Project leader name: 
Dr. Stephen White, CSIRO
Project status: 
Project period: 
12/2013 to 01/2016

Space heating and cooling, with solar or geothermal heat, can substantially reduce greenhouse gas emissions in existing homes. A number of Australian companies have cost-effective commercial products and there are new innovations awaiting commercialisation. However, information barriers and skills gaps are reducing commercial uptake of these innovations. One key barrier is that there is no independent means to readily evaluate the performance of renewable heating and cooling technology. Consequently it is not possible to include it as an eligible technology in market support schemes such as the Renewable Energy Target meaning the technology is not able to receive the market support available to other renewable technologies and to compete with high emissions heating and cooling alternatives.

This project aims to address barriers to renewable heating and cooling technology and stimulate market demand. This will be achieved through:

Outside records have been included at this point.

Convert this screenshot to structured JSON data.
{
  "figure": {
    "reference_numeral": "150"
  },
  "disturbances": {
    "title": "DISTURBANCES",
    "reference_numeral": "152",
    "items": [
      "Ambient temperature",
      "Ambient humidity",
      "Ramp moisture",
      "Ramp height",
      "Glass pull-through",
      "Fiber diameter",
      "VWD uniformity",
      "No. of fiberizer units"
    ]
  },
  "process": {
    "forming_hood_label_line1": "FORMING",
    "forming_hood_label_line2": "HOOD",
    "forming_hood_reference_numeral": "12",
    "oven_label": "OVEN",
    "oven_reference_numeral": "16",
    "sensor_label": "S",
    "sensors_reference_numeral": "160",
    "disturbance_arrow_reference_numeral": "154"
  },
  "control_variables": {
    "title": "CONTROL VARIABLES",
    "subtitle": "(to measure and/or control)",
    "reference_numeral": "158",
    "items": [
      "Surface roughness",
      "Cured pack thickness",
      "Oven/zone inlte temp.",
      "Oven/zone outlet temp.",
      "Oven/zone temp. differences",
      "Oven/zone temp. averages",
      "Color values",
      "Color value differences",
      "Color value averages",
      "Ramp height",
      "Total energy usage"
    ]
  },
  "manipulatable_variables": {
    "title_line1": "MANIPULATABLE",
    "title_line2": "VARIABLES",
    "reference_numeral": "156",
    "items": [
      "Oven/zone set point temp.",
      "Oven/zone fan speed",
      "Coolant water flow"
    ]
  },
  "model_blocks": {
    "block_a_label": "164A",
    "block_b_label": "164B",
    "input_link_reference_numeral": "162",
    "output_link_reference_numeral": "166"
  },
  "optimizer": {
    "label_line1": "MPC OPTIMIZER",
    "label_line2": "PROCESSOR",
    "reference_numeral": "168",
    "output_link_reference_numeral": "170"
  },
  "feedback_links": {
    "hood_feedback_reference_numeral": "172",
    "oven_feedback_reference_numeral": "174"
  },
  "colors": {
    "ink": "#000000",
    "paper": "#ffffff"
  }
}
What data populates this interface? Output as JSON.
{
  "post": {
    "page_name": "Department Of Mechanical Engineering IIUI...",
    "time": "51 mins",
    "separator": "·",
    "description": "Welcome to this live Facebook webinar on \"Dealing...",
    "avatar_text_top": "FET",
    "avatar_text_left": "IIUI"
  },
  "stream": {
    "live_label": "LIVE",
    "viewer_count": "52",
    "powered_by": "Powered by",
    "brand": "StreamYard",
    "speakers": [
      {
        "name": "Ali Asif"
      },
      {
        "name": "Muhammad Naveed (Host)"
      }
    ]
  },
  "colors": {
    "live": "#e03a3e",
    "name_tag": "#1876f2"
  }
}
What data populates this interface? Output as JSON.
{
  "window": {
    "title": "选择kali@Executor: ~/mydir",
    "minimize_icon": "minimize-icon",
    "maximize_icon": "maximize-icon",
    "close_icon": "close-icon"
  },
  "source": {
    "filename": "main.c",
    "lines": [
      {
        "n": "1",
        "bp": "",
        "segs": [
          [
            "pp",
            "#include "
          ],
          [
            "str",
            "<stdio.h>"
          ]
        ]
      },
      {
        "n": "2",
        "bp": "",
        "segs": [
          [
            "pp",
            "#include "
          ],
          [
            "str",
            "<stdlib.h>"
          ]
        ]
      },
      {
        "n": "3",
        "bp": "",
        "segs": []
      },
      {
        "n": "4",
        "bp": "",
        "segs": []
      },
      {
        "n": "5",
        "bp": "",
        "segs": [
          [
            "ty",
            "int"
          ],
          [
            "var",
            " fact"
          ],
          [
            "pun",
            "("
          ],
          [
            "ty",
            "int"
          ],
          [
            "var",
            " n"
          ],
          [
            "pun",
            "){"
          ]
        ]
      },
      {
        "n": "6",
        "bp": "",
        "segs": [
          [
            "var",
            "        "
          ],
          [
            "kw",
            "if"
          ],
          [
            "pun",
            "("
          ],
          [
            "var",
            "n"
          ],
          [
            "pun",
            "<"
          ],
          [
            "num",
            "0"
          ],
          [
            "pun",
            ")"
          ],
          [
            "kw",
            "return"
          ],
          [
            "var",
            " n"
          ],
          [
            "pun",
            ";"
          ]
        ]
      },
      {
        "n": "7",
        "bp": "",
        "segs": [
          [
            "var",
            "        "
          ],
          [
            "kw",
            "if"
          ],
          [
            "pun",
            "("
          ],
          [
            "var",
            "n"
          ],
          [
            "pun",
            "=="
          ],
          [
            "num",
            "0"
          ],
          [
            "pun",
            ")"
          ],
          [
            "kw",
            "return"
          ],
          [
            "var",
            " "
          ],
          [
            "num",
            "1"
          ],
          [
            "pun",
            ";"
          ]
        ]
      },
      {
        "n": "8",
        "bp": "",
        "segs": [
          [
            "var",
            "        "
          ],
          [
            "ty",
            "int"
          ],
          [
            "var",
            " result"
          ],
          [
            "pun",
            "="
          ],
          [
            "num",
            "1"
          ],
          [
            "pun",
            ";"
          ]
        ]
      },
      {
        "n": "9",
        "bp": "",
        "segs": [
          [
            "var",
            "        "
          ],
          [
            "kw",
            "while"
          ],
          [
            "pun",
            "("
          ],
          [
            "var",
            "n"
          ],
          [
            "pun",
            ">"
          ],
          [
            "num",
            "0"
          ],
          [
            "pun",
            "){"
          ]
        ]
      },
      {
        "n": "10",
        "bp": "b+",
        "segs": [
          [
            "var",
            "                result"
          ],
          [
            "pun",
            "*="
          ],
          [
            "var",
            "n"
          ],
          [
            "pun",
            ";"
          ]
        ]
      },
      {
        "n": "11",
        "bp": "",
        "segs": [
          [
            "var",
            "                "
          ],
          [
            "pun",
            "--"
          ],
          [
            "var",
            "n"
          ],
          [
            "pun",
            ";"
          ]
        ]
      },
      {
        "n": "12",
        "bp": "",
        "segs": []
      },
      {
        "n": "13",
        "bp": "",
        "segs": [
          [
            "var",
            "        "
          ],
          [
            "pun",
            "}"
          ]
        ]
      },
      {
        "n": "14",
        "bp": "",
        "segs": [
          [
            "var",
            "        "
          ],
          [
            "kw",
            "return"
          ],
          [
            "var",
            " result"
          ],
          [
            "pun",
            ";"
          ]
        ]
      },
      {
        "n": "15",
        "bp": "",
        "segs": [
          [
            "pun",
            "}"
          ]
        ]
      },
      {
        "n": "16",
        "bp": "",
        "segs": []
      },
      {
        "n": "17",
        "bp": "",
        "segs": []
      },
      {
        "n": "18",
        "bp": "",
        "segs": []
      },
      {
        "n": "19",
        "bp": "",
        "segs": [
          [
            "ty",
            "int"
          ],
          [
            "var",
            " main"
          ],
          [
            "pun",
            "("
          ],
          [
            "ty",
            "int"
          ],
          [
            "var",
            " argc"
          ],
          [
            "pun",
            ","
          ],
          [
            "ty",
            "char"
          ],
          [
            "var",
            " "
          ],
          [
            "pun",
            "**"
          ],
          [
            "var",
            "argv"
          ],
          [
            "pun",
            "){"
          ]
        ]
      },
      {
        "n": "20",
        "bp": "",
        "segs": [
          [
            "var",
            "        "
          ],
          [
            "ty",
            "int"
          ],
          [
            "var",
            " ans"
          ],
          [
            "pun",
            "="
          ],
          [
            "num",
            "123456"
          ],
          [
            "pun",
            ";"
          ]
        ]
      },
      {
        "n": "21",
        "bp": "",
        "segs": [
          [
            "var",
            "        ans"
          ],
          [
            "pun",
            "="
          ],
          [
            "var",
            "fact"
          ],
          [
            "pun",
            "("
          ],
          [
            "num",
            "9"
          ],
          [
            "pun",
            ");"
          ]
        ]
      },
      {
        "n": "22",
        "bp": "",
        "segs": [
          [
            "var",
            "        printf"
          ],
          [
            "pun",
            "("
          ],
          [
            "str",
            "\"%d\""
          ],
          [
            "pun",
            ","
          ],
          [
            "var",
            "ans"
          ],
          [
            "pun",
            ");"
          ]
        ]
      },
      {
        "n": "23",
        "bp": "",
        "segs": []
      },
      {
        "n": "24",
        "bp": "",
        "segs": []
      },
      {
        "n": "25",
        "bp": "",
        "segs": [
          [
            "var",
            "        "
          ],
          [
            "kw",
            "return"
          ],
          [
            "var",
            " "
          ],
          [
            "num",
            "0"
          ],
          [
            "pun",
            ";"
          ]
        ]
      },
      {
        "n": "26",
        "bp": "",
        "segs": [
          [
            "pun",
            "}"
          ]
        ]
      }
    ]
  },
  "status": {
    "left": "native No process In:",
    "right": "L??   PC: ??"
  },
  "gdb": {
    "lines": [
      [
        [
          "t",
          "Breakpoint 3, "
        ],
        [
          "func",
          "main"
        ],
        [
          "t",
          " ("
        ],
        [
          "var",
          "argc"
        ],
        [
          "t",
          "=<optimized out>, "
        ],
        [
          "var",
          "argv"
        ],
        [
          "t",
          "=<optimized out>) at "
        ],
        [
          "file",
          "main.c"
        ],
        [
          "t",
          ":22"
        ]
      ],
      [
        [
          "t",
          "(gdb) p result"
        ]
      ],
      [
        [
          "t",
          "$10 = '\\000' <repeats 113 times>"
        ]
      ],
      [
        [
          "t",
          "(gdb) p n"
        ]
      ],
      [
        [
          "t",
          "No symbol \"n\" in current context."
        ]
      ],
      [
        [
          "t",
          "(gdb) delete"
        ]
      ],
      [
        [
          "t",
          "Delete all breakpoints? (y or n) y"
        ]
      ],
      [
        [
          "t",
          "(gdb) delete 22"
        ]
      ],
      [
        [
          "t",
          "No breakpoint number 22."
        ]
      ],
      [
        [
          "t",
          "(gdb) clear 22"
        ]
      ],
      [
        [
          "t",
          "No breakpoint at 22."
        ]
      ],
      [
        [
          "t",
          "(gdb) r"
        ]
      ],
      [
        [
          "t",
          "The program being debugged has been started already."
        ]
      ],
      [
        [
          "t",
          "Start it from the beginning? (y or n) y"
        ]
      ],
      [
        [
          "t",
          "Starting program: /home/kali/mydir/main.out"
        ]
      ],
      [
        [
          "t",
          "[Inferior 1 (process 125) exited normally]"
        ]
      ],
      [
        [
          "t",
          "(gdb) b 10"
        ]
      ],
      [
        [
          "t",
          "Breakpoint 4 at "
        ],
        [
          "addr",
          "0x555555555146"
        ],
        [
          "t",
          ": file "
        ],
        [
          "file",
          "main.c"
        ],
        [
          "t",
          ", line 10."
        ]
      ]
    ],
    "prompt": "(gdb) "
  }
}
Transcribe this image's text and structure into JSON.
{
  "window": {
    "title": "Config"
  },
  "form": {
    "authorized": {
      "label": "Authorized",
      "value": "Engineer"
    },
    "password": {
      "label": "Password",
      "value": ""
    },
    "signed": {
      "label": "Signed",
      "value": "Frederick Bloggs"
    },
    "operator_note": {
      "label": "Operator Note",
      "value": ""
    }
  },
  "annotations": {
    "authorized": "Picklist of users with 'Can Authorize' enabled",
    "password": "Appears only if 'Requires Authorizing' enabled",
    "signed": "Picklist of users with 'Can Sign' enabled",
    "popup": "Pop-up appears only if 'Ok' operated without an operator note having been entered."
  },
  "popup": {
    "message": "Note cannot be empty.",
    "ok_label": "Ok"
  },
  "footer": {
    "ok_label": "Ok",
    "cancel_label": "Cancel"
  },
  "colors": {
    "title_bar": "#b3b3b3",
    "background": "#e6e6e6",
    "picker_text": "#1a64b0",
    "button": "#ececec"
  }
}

  • development of design guides, tools and databases
  • industry training and knowledge dissemination
  • participation in International Energy Agency market support activities, and
  • through the development of a world first solar heating and cooling technical standard for evaluating energy savings to underpin eligibility status in tradeable certificate markets.

Publications related to this project

Peer Reviewed Research Publications

Solar desiccant air-conditioning is an emerging technology that offers the promise of reducing reliance on grid connected electricity for providing comfort air-conditioning. Development of a method of assessing the seasonal energy savings of these devices would enable a fair comparison with...

Peer Reviewed Research Publications

Conference paper presented at the Australian Solar Cooling 2013 Conference, Sydney 2013

CRCLCL Project Posters

Research Snapshot A3 size poster from Participants Annual Forum 2014